REQUIRED WORK: Word for word, give the data again without its pictures.

++++++++++++++++++++

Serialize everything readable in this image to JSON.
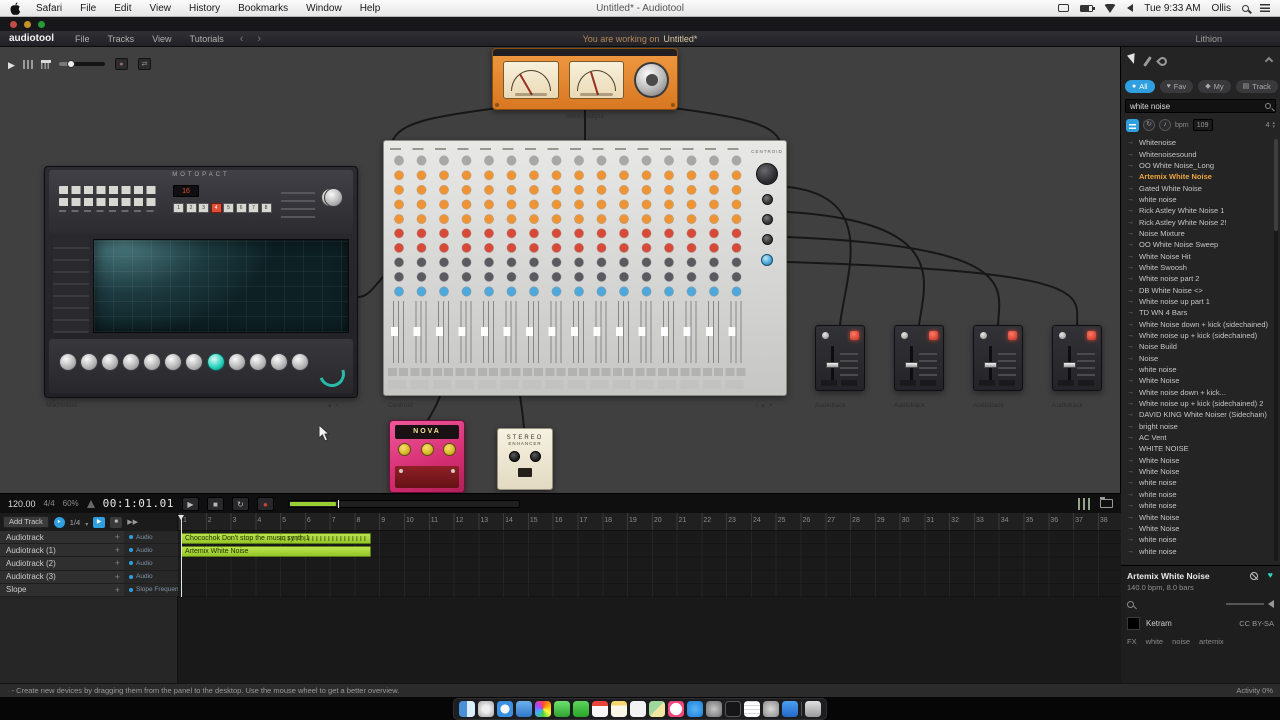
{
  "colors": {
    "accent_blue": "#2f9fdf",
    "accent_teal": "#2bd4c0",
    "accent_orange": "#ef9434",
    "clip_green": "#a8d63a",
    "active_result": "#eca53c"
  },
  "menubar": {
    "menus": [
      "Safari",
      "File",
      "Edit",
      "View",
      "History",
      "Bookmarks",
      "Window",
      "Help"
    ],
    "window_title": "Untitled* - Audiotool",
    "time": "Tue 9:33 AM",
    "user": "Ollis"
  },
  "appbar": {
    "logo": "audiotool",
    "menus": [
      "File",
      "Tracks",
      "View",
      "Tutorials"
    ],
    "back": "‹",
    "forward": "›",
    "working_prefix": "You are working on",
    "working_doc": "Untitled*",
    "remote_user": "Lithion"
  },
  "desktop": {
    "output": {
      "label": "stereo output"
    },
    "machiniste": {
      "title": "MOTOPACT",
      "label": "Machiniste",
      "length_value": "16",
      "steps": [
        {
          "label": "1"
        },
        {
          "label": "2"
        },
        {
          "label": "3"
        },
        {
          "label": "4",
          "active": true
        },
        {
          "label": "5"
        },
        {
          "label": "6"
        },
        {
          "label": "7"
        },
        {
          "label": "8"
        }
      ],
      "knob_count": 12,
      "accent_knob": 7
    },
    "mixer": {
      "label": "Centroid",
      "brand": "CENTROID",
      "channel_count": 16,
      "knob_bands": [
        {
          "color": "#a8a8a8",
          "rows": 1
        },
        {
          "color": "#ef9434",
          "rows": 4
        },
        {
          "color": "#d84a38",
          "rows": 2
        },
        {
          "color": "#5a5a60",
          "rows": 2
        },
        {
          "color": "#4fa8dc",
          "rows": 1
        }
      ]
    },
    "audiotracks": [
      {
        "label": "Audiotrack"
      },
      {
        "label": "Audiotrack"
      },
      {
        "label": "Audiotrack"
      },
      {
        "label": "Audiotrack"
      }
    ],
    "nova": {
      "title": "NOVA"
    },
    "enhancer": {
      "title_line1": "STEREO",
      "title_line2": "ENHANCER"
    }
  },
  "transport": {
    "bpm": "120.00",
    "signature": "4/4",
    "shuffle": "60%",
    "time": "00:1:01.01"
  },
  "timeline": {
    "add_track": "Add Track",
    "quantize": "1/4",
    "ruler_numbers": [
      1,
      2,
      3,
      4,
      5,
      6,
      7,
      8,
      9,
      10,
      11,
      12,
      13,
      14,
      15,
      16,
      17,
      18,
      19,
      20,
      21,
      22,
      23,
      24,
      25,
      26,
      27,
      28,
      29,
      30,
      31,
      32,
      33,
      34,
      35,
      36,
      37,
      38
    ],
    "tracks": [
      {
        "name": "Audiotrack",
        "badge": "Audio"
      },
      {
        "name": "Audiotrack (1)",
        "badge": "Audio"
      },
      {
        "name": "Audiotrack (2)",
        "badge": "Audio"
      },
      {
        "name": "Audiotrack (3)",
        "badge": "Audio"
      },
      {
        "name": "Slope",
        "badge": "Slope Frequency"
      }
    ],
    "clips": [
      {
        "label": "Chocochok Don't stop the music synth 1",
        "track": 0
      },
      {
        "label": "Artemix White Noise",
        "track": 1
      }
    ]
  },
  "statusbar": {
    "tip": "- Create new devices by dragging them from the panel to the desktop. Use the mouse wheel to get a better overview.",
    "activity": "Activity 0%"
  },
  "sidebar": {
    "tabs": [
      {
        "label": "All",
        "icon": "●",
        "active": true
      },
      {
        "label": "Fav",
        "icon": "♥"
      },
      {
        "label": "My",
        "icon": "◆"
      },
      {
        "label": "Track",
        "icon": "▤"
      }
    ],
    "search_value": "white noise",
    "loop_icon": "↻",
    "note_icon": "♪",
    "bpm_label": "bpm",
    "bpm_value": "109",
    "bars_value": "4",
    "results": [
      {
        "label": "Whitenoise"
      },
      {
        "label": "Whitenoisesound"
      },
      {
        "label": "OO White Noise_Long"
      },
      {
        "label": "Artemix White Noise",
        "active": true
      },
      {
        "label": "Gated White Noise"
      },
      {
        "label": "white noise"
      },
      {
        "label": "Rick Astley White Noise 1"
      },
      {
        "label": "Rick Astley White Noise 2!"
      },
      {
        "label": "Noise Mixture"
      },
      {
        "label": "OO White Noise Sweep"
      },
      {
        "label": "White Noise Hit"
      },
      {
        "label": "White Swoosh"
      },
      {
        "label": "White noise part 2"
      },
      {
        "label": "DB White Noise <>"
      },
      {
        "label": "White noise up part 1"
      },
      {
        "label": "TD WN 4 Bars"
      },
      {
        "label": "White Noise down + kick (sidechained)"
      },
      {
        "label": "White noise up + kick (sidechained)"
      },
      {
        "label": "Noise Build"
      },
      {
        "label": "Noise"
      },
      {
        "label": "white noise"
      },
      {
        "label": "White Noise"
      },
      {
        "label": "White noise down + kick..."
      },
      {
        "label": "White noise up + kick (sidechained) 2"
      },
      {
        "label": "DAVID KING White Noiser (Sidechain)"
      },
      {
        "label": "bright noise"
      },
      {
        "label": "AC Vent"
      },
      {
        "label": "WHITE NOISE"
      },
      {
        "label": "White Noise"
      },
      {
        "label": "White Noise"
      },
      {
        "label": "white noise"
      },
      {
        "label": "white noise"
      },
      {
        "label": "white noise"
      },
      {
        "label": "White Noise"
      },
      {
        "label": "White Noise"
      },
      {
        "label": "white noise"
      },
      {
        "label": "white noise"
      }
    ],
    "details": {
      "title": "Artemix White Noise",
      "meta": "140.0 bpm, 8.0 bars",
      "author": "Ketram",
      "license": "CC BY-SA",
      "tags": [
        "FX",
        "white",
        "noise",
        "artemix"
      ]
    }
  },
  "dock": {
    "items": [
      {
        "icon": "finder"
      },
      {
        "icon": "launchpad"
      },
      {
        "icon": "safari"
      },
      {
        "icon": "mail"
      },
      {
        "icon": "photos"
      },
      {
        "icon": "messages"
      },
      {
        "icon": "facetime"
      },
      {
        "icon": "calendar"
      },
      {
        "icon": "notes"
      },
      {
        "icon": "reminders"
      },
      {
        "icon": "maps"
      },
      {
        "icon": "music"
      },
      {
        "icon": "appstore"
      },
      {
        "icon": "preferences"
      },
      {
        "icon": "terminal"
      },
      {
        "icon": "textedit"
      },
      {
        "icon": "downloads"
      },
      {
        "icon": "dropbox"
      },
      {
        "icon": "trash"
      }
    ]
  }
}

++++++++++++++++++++

RESULT BELOW:
Serialize everything readable in this image to JSON.
{
  "colors": {
    "accent_blue": "#2f9fdf",
    "accent_teal": "#2bd4c0",
    "accent_orange": "#ef9434",
    "clip_green": "#a8d63a",
    "active_result": "#eca53c"
  },
  "menubar": {
    "menus": [
      "Safari",
      "File",
      "Edit",
      "View",
      "History",
      "Bookmarks",
      "Window",
      "Help"
    ],
    "window_title": "Untitled* - Audiotool",
    "time": "Tue 9:33 AM",
    "user": "Ollis"
  },
  "appbar": {
    "logo": "audiotool",
    "menus": [
      "File",
      "Tracks",
      "View",
      "Tutorials"
    ],
    "back": "‹",
    "forward": "›",
    "working_prefix": "You are working on",
    "working_doc": "Untitled*",
    "remote_user": "Lithion"
  },
  "desktop": {
    "output": {
      "label": "stereo output"
    },
    "machiniste": {
      "title": "MOTOPACT",
      "label": "Machiniste",
      "length_value": "16",
      "steps": [
        {
          "label": "1"
        },
        {
          "label": "2"
        },
        {
          "label": "3"
        },
        {
          "label": "4",
          "active": true
        },
        {
          "label": "5"
        },
        {
          "label": "6"
        },
        {
          "label": "7"
        },
        {
          "label": "8"
        }
      ],
      "knob_count": 12,
      "accent_knob": 7
    },
    "mixer": {
      "label": "Centroid",
      "brand": "CENTROID",
      "channel_count": 16,
      "knob_bands": [
        {
          "color": "#a8a8a8",
          "rows": 1
        },
        {
          "color": "#ef9434",
          "rows": 4
        },
        {
          "color": "#d84a38",
          "rows": 2
        },
        {
          "color": "#5a5a60",
          "rows": 2
        },
        {
          "color": "#4fa8dc",
          "rows": 1
        }
      ]
    },
    "audiotracks": [
      {
        "label": "Audiotrack"
      },
      {
        "label": "Audiotrack"
      },
      {
        "label": "Audiotrack"
      },
      {
        "label": "Audiotrack"
      }
    ],
    "nova": {
      "title": "NOVA"
    },
    "enhancer": {
      "title_line1": "STEREO",
      "title_line2": "ENHANCER"
    }
  },
  "transport": {
    "bpm": "120.00",
    "signature": "4/4",
    "shuffle": "60%",
    "time": "00:1:01.01"
  },
  "timeline": {
    "add_track": "Add Track",
    "quantize": "1/4",
    "ruler_numbers": [
      1,
      2,
      3,
      4,
      5,
      6,
      7,
      8,
      9,
      10,
      11,
      12,
      13,
      14,
      15,
      16,
      17,
      18,
      19,
      20,
      21,
      22,
      23,
      24,
      25,
      26,
      27,
      28,
      29,
      30,
      31,
      32,
      33,
      34,
      35,
      36,
      37,
      38
    ],
    "tracks": [
      {
        "name": "Audiotrack",
        "badge": "Audio"
      },
      {
        "name": "Audiotrack (1)",
        "badge": "Audio"
      },
      {
        "name": "Audiotrack (2)",
        "badge": "Audio"
      },
      {
        "name": "Audiotrack (3)",
        "badge": "Audio"
      },
      {
        "name": "Slope",
        "badge": "Slope Frequency"
      }
    ],
    "clips": [
      {
        "label": "Chocochok Don't stop the music synth 1",
        "track": 0
      },
      {
        "label": "Artemix White Noise",
        "track": 1
      }
    ]
  },
  "statusbar": {
    "tip": "- Create new devices by dragging them from the panel to the desktop. Use the mouse wheel to get a better overview.",
    "activity": "Activity 0%"
  },
  "sidebar": {
    "tabs": [
      {
        "label": "All",
        "icon": "●",
        "active": true
      },
      {
        "label": "Fav",
        "icon": "♥"
      },
      {
        "label": "My",
        "icon": "◆"
      },
      {
        "label": "Track",
        "icon": "▤"
      }
    ],
    "search_value": "white noise",
    "loop_icon": "↻",
    "note_icon": "♪",
    "bpm_label": "bpm",
    "bpm_value": "109",
    "bars_value": "4",
    "results": [
      {
        "label": "Whitenoise"
      },
      {
        "label": "Whitenoisesound"
      },
      {
        "label": "OO White Noise_Long"
      },
      {
        "label": "Artemix White Noise",
        "active": true
      },
      {
        "label": "Gated White Noise"
      },
      {
        "label": "white noise"
      },
      {
        "label": "Rick Astley White Noise 1"
      },
      {
        "label": "Rick Astley White Noise 2!"
      },
      {
        "label": "Noise Mixture"
      },
      {
        "label": "OO White Noise Sweep"
      },
      {
        "label": "White Noise Hit"
      },
      {
        "label": "White Swoosh"
      },
      {
        "label": "White noise part 2"
      },
      {
        "label": "DB White Noise <>"
      },
      {
        "label": "White noise up part 1"
      },
      {
        "label": "TD WN 4 Bars"
      },
      {
        "label": "White Noise down + kick (sidechained)"
      },
      {
        "label": "White noise up + kick (sidechained)"
      },
      {
        "label": "Noise Build"
      },
      {
        "label": "Noise"
      },
      {
        "label": "white noise"
      },
      {
        "label": "White Noise"
      },
      {
        "label": "White noise down + kick..."
      },
      {
        "label": "White noise up + kick (sidechained) 2"
      },
      {
        "label": "DAVID KING White Noiser (Sidechain)"
      },
      {
        "label": "bright noise"
      },
      {
        "label": "AC Vent"
      },
      {
        "label": "WHITE NOISE"
      },
      {
        "label": "White Noise"
      },
      {
        "label": "White Noise"
      },
      {
        "label": "white noise"
      },
      {
        "label": "white noise"
      },
      {
        "label": "white noise"
      },
      {
        "label": "White Noise"
      },
      {
        "label": "White Noise"
      },
      {
        "label": "white noise"
      },
      {
        "label": "white noise"
      }
    ],
    "details": {
      "title": "Artemix White Noise",
      "meta": "140.0 bpm, 8.0 bars",
      "author": "Ketram",
      "license": "CC BY-SA",
      "tags": [
        "FX",
        "white",
        "noise",
        "artemix"
      ]
    }
  },
  "dock": {
    "items": [
      {
        "icon": "finder"
      },
      {
        "icon": "launchpad"
      },
      {
        "icon": "safari"
      },
      {
        "icon": "mail"
      },
      {
        "icon": "photos"
      },
      {
        "icon": "messages"
      },
      {
        "icon": "facetime"
      },
      {
        "icon": "calendar"
      },
      {
        "icon": "notes"
      },
      {
        "icon": "reminders"
      },
      {
        "icon": "maps"
      },
      {
        "icon": "music"
      },
      {
        "icon": "appstore"
      },
      {
        "icon": "preferences"
      },
      {
        "icon": "terminal"
      },
      {
        "icon": "textedit"
      },
      {
        "icon": "downloads"
      },
      {
        "icon": "dropbox"
      },
      {
        "icon": "trash"
      }
    ]
  }
}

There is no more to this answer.